Your reply should consist of the entries, copied exactly and stripped of images.
====== DATA SUPPLIED ======
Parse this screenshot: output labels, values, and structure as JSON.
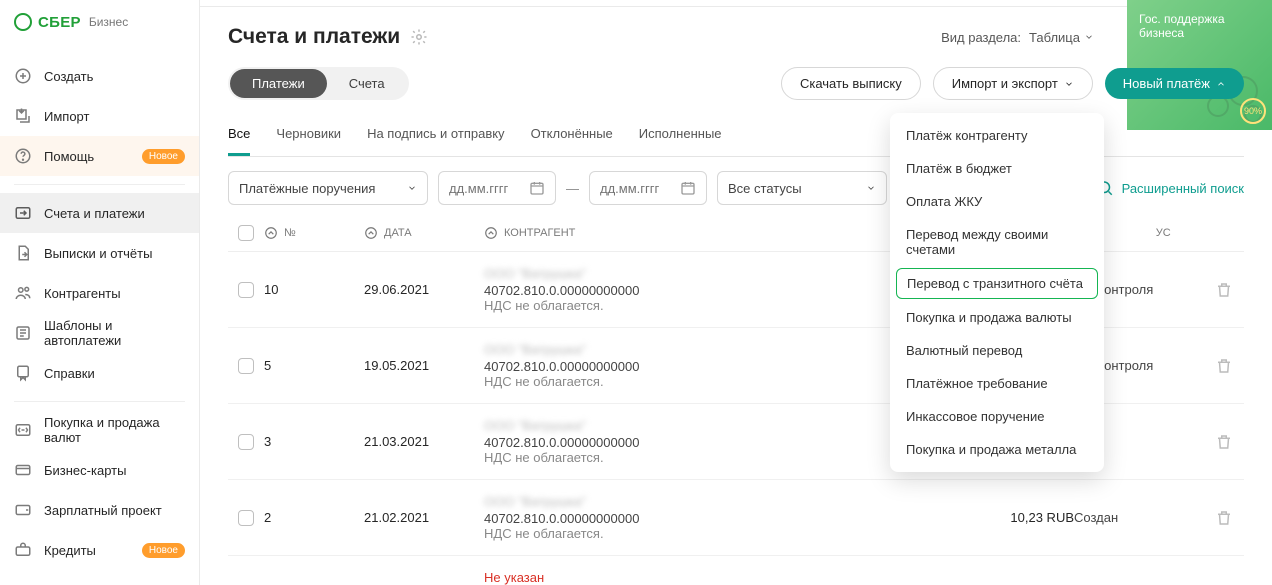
{
  "logo": {
    "brand": "СБЕР",
    "sub": "Бизнес"
  },
  "sidebar": {
    "create": "Создать",
    "import": "Импорт",
    "help": "Помощь",
    "help_badge": "Новое",
    "accounts": "Счета и платежи",
    "statements": "Выписки и отчёты",
    "counterparties": "Контрагенты",
    "templates": "Шаблоны и автоплатежи",
    "refs": "Справки",
    "fx": "Покупка и продажа валют",
    "bcards": "Бизнес-карты",
    "payroll": "Зарплатный проект",
    "credits": "Кредиты",
    "credits_badge": "Новое"
  },
  "title": "Счета и платежи",
  "view_label": "Вид раздела:",
  "view_value": "Таблица",
  "seg": {
    "payments": "Платежи",
    "accounts": "Счета"
  },
  "actions": {
    "download": "Скачать выписку",
    "impexp": "Импорт и экспорт",
    "newpay": "Новый платёж"
  },
  "tabs": [
    "Все",
    "Черновики",
    "На подпись и отправку",
    "Отклонённые",
    "Исполненные"
  ],
  "filters": {
    "type": "Платёжные поручения",
    "date_ph": "дд.мм.гггг",
    "status": "Все статусы",
    "dash": "—",
    "adv": "Расширенный поиск"
  },
  "columns": {
    "num": "№",
    "date": "ДАТА",
    "cp": "КОНТРАГЕНТ",
    "status": "СТАТУС"
  },
  "dropdown": [
    "Платёж контрагенту",
    "Платёж в бюджет",
    "Оплата ЖКУ",
    "Перевод между своими счетами",
    "Перевод с транзитного счёта",
    "Покупка и продажа валюты",
    "Валютный перевод",
    "Платёжное требование",
    "Инкассовое поручение",
    "Покупка и продажа металла"
  ],
  "rows": [
    {
      "num": "10",
      "date": "29.06.2021",
      "cp_blur": "ООО \"Ватрушка\"",
      "acct": "40702.810.0.00000000000",
      "nds": "НДС не облагается.",
      "amt": "",
      "status": "бка контроля"
    },
    {
      "num": "5",
      "date": "19.05.2021",
      "cp_blur": "ООО \"Ватрушка\"",
      "acct": "40702.810.0.00000000000",
      "nds": "НДС не облагается.",
      "amt": "",
      "status": "бка контроля"
    },
    {
      "num": "3",
      "date": "21.03.2021",
      "cp_blur": "ООО \"Ватрушка\"",
      "acct": "40702.810.0.00000000000",
      "nds": "НДС не облагается.",
      "amt": "",
      "status": "дан"
    },
    {
      "num": "2",
      "date": "21.02.2021",
      "cp_blur": "ООО \"Ватрушка\"",
      "acct": "40702.810.0.00000000000",
      "nds": "НДС не облагается.",
      "amt": "10,23 RUB",
      "status": "Создан"
    }
  ],
  "not_specified": "Не указан",
  "promo": {
    "line1": "Гос. поддержка",
    "line2": "бизнеса",
    "pct": "90%"
  }
}
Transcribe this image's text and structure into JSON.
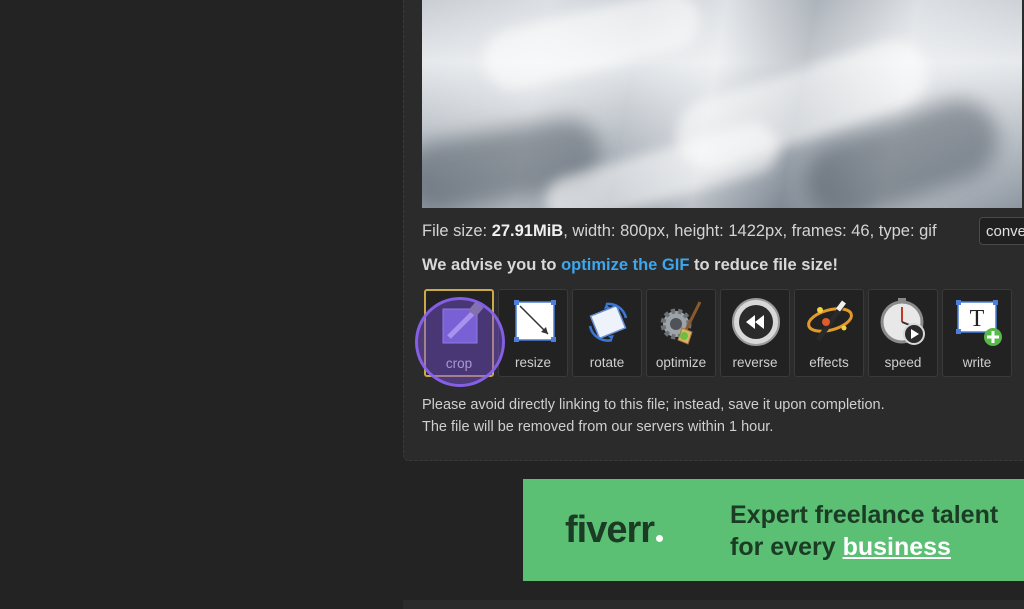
{
  "file_info": {
    "size_label": "File size: ",
    "size_value": "27.91MiB",
    "rest": ", width: 800px, height: 1422px, frames: 46, type: gif",
    "convert": "conve"
  },
  "advise": {
    "prefix": "We advise you to ",
    "link": "optimize the GIF",
    "suffix": " to reduce file size!"
  },
  "tools": [
    {
      "label": "crop",
      "icon": "crop-icon"
    },
    {
      "label": "resize",
      "icon": "resize-icon"
    },
    {
      "label": "rotate",
      "icon": "rotate-icon"
    },
    {
      "label": "optimize",
      "icon": "optimize-icon"
    },
    {
      "label": "reverse",
      "icon": "reverse-icon"
    },
    {
      "label": "effects",
      "icon": "effects-icon"
    },
    {
      "label": "speed",
      "icon": "speed-icon"
    },
    {
      "label": "write",
      "icon": "write-icon"
    }
  ],
  "notes": {
    "line1": "Please avoid directly linking to this file; instead, save it upon completion.",
    "line2": "The file will be removed from our servers within 1 hour."
  },
  "ad": {
    "logo": "fiverr",
    "line1": "Expert freelance talent",
    "line2_prefix": "for every ",
    "line2_link": "business"
  },
  "colors": {
    "link": "#3ea6ec",
    "ad_bg": "#5bbf74",
    "highlight": "#7c55e0"
  }
}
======
RESULT OF THE TASK.
Parse this screenshot: output labels, values, and structure as JSON.
{
  "logo": {
    "brand": "СБЕР",
    "sub": "Бизнес"
  },
  "sidebar": {
    "create": "Создать",
    "import": "Импорт",
    "help": "Помощь",
    "help_badge": "Новое",
    "accounts": "Счета и платежи",
    "statements": "Выписки и отчёты",
    "counterparties": "Контрагенты",
    "templates": "Шаблоны и автоплатежи",
    "refs": "Справки",
    "fx": "Покупка и продажа валют",
    "bcards": "Бизнес-карты",
    "payroll": "Зарплатный проект",
    "credits": "Кредиты",
    "credits_badge": "Новое"
  },
  "title": "Счета и платежи",
  "view_label": "Вид раздела:",
  "view_value": "Таблица",
  "seg": {
    "payments": "Платежи",
    "accounts": "Счета"
  },
  "actions": {
    "download": "Скачать выписку",
    "impexp": "Импорт и экспорт",
    "newpay": "Новый платёж"
  },
  "tabs": [
    "Все",
    "Черновики",
    "На подпись и отправку",
    "Отклонённые",
    "Исполненные"
  ],
  "filters": {
    "type": "Платёжные поручения",
    "date_ph": "дд.мм.гггг",
    "status": "Все статусы",
    "dash": "—",
    "adv": "Расширенный поиск"
  },
  "columns": {
    "num": "№",
    "date": "ДАТА",
    "cp": "КОНТРАГЕНТ",
    "status": "СТАТУС"
  },
  "dropdown": [
    "Платёж контрагенту",
    "Платёж в бюджет",
    "Оплата ЖКУ",
    "Перевод между своими счетами",
    "Перевод с транзитного счёта",
    "Покупка и продажа валюты",
    "Валютный перевод",
    "Платёжное требование",
    "Инкассовое поручение",
    "Покупка и продажа металла"
  ],
  "rows": [
    {
      "num": "10",
      "date": "29.06.2021",
      "cp_blur": "ООО \"Ватрушка\"",
      "acct": "40702.810.0.00000000000",
      "nds": "НДС не облагается.",
      "amt": "",
      "status": "бка контроля"
    },
    {
      "num": "5",
      "date": "19.05.2021",
      "cp_blur": "ООО \"Ватрушка\"",
      "acct": "40702.810.0.00000000000",
      "nds": "НДС не облагается.",
      "amt": "",
      "status": "бка контроля"
    },
    {
      "num": "3",
      "date": "21.03.2021",
      "cp_blur": "ООО \"Ватрушка\"",
      "acct": "40702.810.0.00000000000",
      "nds": "НДС не облагается.",
      "amt": "",
      "status": "дан"
    },
    {
      "num": "2",
      "date": "21.02.2021",
      "cp_blur": "ООО \"Ватрушка\"",
      "acct": "40702.810.0.00000000000",
      "nds": "НДС не облагается.",
      "amt": "10,23 RUB",
      "status": "Создан"
    }
  ],
  "not_specified": "Не указан",
  "promo": {
    "line1": "Гос. поддержка",
    "line2": "бизнеса",
    "pct": "90%"
  }
}
Transcribe this image's text and structure into JSON.
{
  "file_info": {
    "size_label": "File size: ",
    "size_value": "27.91MiB",
    "rest": ", width: 800px, height: 1422px, frames: 46, type: gif",
    "convert": "conve"
  },
  "advise": {
    "prefix": "We advise you to ",
    "link": "optimize the GIF",
    "suffix": " to reduce file size!"
  },
  "tools": [
    {
      "label": "crop",
      "icon": "crop-icon"
    },
    {
      "label": "resize",
      "icon": "resize-icon"
    },
    {
      "label": "rotate",
      "icon": "rotate-icon"
    },
    {
      "label": "optimize",
      "icon": "optimize-icon"
    },
    {
      "label": "reverse",
      "icon": "reverse-icon"
    },
    {
      "label": "effects",
      "icon": "effects-icon"
    },
    {
      "label": "speed",
      "icon": "speed-icon"
    },
    {
      "label": "write",
      "icon": "write-icon"
    }
  ],
  "notes": {
    "line1": "Please avoid directly linking to this file; instead, save it upon completion.",
    "line2": "The file will be removed from our servers within 1 hour."
  },
  "ad": {
    "logo": "fiverr",
    "line1": "Expert freelance talent",
    "line2_prefix": "for every ",
    "line2_link": "business"
  },
  "colors": {
    "link": "#3ea6ec",
    "ad_bg": "#5bbf74",
    "highlight": "#7c55e0"
  }
}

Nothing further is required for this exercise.